Assistant Research Professor
Epidemiology and Biostatistics Department
Tomas Nuño, PhD is an Assistant Research Professor in the University of Arizona Mel and Enid Zuckerman College of Public Health Department of Epidemiology & Biostatistics. Dr. Nuño completed his PhD in Epidemiology in August 2011 at the University of Arizona. Upon completion of his doctorate, Dr. Nuño was awarded a postdoctoral research fellowship with the Arizona Area Health Education Center-funded Clinical Outcomes and Comparative Effectiveness Research Academic Fellowship Program.

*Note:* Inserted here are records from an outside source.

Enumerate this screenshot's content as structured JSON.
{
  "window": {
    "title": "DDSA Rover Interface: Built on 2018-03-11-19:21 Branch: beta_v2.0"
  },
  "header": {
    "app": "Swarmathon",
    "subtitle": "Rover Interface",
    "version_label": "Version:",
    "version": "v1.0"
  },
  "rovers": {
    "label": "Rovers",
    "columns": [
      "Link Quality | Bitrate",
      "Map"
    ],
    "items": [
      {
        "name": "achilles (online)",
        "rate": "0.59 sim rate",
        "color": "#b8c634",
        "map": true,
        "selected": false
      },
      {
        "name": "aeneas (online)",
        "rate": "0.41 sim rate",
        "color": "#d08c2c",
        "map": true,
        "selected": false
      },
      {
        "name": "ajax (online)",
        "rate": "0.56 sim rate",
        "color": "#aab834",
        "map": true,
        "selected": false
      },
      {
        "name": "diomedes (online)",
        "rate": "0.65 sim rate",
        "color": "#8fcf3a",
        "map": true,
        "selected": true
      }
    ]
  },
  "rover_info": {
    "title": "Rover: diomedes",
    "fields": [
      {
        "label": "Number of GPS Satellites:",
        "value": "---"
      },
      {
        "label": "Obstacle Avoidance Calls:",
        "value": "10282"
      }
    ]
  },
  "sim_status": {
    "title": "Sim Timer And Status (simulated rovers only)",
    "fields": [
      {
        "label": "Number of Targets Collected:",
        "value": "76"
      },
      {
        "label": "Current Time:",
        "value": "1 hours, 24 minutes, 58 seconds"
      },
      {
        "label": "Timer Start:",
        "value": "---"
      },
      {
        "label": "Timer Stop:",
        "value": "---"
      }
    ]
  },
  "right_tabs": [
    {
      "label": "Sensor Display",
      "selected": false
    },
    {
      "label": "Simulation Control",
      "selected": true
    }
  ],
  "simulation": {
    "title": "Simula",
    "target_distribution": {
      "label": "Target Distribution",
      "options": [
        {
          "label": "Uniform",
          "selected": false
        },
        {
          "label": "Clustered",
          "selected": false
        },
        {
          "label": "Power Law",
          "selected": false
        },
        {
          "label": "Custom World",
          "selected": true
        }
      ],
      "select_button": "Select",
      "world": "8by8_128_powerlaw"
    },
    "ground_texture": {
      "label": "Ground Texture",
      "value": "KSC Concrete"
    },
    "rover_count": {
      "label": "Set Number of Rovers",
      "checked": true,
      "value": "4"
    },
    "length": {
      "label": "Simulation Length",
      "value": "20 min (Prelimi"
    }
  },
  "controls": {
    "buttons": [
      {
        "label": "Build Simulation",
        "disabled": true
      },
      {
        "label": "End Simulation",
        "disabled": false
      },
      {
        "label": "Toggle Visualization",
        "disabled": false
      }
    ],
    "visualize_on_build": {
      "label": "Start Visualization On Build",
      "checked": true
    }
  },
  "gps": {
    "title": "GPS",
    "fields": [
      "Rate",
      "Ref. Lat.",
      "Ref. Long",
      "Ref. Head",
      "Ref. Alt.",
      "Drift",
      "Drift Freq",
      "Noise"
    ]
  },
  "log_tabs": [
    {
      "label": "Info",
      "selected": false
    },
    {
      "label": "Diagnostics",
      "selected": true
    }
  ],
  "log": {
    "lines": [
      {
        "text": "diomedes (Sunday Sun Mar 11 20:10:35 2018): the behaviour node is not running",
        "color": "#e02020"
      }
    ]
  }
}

The goal of the fellowship program was to provide training in clinical outcomes and comparative effectiveness research, with a specific focus on primary care for rural and underserved patients, families, and communities in Arizona. In September 2012, Dr. Nuño received a three-year National Cancer Institute Center to Reduce Cancer Health Disparities postdoctoral fellowship grant as part of the University of Arizona Cancer Center R25T Cancer Prevention and Control Translational Research Training Program. In September 2017, Dr. Nuño received a three-year junior faculty administrative supplement to a previously funded R01 grant from the National Heart, Lung, and Blood Institute to explore tools and practices to decrease cardiovascular disease (CVD) and complications among Hispanic diabetics in Arizona. Dr. Nuño is currently a co-investigator on University of Arizona Prevention Research Center projects and on the MindCrowd: Health Aging Together project.
Dr. Nuño’s program of research addresses the issues of chronic disease prevention and disparities among underserved populations. Particular areas of research include CVD and diabetes prevention and outcomes among Hispanic populations in the United States. The over-arching aim of his program of research is to identify disparities in health outcomes and to find methods to prevent and control chronic diseases among Hispanics and other underserved populations. He has expertise with population-based research and utilization of large national databases, including the Behavioral Risk Factor Surveillance System, the Surveillance, Epidemiology, and End Results Program, and the Healthcare Cost and Utilization Project. He has a growing field of research in behavioral epidemiology, implementation science, and community-based interventions. Dr. Nuño enjoys working with diverse faculty and students in a multidisciplinary team-science approach.
Cancer prevention and control